Sign and Symptoms of a Concussion
Posted: Apr 01, 2021
A concussion is a mild traumatic brain injury (TBI) that is common in sport that can have serious consequences over the long term for an athlete. Politically the issue of concussion has become quite a problem for the organizations that run most contact sports globally and they are facing substantial legal issues over this. For this reason, increased attention is being given to the immediate and long term care of athlete when they get a head injury.
Head injuries are not unique to contact sports, and anyone can become injured, for example, during a fall, a car accident, or any other daily activity. Concussions are usually not life-threatening unless they happened multiple times, but they can cause serious symptoms that do require immediate management. Athletes should be immediately removed from the field after a knock to the head for a head injury assessment before being allowed to continue. If a concussion is assessed, then most sporting codes have in place protocols that must be followed over the next several weeks before the athlete is allowed to return to play.

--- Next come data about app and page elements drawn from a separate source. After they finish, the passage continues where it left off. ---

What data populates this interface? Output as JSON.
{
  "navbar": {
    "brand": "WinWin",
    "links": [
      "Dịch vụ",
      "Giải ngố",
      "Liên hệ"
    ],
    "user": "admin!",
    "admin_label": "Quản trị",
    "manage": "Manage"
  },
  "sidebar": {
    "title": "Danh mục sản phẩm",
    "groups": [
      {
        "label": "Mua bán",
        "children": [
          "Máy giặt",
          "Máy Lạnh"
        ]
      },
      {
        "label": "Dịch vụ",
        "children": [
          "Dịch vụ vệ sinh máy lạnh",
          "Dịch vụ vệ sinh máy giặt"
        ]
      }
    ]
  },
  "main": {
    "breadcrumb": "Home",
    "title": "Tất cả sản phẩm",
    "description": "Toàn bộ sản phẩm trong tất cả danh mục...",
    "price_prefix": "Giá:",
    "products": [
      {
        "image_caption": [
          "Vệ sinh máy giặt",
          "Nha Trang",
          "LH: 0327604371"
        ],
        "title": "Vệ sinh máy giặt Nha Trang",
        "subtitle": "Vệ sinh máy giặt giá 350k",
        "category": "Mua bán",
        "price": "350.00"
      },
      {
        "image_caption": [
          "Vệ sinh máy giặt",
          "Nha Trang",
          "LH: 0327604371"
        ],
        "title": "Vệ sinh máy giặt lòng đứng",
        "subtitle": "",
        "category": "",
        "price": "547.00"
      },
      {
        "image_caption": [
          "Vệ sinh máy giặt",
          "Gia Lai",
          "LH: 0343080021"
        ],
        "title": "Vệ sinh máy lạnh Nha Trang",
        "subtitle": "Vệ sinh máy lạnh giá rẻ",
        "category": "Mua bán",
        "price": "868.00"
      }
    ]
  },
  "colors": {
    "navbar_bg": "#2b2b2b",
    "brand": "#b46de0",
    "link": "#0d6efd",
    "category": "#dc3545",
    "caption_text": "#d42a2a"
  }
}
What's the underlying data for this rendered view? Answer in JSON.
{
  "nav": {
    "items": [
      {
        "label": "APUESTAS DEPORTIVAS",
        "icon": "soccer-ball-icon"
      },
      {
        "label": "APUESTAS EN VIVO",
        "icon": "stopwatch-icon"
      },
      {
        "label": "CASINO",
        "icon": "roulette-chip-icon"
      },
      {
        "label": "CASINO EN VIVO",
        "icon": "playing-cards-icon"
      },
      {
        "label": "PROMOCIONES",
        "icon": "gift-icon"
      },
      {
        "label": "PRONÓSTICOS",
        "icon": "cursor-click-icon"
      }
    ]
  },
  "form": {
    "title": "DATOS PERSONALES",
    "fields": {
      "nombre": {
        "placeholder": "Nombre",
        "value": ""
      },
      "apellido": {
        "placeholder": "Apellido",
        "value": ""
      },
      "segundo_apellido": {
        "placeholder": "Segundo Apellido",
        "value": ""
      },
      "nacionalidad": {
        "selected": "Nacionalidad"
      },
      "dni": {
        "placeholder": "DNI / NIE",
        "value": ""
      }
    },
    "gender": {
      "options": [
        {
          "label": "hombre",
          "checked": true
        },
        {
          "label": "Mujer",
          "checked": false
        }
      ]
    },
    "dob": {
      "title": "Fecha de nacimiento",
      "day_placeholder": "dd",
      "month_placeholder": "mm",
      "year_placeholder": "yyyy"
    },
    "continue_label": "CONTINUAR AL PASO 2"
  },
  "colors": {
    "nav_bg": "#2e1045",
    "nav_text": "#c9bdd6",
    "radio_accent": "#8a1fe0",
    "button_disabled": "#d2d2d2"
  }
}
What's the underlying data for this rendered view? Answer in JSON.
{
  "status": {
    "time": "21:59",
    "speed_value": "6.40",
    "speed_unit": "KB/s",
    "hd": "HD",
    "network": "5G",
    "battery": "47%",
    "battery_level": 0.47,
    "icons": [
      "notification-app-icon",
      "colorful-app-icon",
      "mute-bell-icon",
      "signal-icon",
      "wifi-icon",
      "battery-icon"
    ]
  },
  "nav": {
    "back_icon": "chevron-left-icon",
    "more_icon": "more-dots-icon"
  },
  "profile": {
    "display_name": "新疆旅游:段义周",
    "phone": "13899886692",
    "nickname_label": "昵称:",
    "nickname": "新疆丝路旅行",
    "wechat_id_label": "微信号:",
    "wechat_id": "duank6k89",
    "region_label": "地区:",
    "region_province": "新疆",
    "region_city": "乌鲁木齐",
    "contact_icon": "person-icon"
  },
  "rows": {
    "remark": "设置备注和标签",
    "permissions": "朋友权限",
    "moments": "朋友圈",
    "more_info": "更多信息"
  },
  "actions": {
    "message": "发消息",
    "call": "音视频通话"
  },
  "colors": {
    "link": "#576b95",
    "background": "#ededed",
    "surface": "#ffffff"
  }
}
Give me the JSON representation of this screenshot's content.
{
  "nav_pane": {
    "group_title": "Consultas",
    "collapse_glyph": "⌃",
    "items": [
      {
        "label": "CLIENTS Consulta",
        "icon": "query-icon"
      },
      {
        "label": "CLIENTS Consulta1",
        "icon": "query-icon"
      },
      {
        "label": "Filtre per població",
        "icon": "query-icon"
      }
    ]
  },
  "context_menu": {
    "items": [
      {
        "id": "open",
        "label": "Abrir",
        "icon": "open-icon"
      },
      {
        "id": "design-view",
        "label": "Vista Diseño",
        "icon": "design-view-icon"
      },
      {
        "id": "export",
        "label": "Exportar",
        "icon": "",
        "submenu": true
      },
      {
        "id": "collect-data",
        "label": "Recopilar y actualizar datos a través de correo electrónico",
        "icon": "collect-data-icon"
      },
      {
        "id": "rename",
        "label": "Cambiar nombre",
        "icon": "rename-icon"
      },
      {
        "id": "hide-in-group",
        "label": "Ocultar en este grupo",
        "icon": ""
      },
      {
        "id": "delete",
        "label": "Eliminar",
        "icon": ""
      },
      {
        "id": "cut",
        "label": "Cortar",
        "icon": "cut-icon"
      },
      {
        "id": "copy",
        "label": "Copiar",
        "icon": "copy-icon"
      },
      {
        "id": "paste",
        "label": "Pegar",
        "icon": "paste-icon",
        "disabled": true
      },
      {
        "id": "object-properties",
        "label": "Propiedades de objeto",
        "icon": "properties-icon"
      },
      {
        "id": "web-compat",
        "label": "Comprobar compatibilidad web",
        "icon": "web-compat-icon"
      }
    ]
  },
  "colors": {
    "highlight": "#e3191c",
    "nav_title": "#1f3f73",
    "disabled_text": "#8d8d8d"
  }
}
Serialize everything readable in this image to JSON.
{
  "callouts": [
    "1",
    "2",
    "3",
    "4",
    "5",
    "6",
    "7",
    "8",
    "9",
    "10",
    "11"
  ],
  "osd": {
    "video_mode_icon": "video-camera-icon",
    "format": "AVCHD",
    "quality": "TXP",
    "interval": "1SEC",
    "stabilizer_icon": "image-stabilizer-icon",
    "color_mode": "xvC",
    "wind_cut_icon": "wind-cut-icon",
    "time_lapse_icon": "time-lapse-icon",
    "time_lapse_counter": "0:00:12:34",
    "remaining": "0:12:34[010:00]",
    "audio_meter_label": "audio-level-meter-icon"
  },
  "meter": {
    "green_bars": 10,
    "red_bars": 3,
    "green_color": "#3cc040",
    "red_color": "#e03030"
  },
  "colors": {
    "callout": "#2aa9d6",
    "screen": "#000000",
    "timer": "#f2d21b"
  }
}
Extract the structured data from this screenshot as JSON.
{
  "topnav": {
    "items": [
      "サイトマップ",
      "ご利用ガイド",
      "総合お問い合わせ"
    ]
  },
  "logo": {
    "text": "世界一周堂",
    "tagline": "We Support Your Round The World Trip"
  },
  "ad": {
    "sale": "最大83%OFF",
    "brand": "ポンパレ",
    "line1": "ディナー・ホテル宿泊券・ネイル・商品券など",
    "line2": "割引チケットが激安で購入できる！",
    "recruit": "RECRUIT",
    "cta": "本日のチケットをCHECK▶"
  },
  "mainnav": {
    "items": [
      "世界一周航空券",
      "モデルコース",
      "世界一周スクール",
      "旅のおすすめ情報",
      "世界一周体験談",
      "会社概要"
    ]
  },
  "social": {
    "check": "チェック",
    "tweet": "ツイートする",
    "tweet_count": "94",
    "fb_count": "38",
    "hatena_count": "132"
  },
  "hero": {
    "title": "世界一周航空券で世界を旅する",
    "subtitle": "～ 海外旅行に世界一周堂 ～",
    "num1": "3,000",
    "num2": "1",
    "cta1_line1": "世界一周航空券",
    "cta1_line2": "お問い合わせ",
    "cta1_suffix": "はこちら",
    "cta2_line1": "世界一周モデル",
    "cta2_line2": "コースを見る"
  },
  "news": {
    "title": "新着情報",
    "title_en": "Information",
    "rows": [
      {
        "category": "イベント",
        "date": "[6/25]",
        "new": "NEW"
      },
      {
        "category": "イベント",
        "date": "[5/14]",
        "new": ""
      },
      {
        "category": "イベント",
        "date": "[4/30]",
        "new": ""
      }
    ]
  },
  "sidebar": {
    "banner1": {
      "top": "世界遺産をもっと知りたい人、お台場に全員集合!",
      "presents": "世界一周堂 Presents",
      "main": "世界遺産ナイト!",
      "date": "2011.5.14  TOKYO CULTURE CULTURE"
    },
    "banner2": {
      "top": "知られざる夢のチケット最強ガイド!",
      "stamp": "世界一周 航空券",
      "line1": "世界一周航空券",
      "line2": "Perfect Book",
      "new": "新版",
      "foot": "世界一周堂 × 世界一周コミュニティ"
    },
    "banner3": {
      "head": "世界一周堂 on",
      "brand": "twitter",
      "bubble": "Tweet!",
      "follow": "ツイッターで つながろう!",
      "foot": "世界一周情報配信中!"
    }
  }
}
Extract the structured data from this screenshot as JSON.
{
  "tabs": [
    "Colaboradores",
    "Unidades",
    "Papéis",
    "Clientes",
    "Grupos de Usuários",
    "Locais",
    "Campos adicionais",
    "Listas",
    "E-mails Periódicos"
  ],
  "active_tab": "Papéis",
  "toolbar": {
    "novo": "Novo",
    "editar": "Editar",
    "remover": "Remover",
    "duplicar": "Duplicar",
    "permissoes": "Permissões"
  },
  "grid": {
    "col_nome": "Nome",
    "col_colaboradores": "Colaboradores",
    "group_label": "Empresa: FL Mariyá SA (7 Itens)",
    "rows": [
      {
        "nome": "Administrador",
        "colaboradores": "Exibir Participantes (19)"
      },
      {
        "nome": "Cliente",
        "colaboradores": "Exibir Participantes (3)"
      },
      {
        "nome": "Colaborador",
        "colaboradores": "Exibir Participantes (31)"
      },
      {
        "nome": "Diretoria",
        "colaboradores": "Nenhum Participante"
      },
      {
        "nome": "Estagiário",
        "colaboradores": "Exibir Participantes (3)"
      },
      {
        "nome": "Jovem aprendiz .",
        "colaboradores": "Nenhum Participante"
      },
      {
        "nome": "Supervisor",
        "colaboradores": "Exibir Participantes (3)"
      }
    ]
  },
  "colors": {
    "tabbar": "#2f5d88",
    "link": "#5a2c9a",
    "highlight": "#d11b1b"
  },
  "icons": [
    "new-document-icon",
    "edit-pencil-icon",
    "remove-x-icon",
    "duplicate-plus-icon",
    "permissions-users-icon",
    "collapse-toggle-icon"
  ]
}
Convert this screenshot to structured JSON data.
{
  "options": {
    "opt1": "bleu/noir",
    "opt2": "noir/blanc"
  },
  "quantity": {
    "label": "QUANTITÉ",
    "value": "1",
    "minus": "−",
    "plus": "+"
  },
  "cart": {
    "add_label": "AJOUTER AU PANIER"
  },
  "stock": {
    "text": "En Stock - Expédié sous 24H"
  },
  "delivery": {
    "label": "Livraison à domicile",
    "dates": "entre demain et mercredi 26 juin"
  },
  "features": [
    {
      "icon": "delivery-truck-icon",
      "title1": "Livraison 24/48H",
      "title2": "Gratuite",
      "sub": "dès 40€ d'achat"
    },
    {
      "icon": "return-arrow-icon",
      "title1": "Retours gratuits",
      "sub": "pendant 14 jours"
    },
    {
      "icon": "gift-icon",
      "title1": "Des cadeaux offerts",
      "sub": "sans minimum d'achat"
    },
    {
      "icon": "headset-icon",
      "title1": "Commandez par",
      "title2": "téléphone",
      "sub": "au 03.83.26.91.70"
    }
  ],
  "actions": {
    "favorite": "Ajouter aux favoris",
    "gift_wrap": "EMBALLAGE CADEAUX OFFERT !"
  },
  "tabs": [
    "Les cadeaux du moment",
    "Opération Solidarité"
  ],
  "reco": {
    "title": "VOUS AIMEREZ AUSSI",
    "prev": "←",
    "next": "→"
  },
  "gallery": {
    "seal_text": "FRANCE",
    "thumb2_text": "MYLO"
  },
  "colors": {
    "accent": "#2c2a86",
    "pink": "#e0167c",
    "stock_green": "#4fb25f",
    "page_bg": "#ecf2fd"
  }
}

The actual symptoms of a concussion will vary depending on both the severity of the injury and the individual characteristics of the person that is injured. You do not always lose consciousness with a concussion. Some athletes do experience a loss of consciousness, but others don’t. The diagnosis and early recognition of a concussion is important if there is going to be a proper recovery plan put in place. The key signs of a concussion may include problems with memory; confusion; a drowsiness or a sluggish feeling; dizziness; double vision or a blurred vision; headache; nausea or vomiting; a sensitivity to light or noise; problems with balance; and a slowed reaction to stimuli. These symptoms may begin immediately following the head injury or they may not develop for hours or days following the initial injury. Even following the initial recovery from the head injury, it is common to experiences symptoms during that time such as continued irritability; a sensitivity to light or noise; a lot of difficulty concentrating; and mild ongoing headaches.
In some cases, there may be a concussion, and they don’t know it. Some of the signs to watch out for in people you know following a head injury are irritability, problems with balance and stumbling; a loss of coordination; problems walking; seizures; a draining of blood or a clear fluid from the ears or nose; unequal pupil size between the left and right sides; abnormal movements of the eyes; ongoing confusion; slurred speech; vomiting. Anyone who you see who is experiencing these symptoms need immediate emergency medical help as things can deteriorate quite quickly.
There are many long term complications associated with a concussion that the risk for can be lessened if there is immediate and appropriate management of the initial head injury. Almost every sporting organisations has in place a concussion protocol that includes a head injury assessment at the time of injury and the removal of the player from the game and when they can return to play.
Craig Payne is a University lecturer, runner, cynic, researcher, skeptic, forum admin, woo basher, clinician, rabble-rouser, blogger and a dad.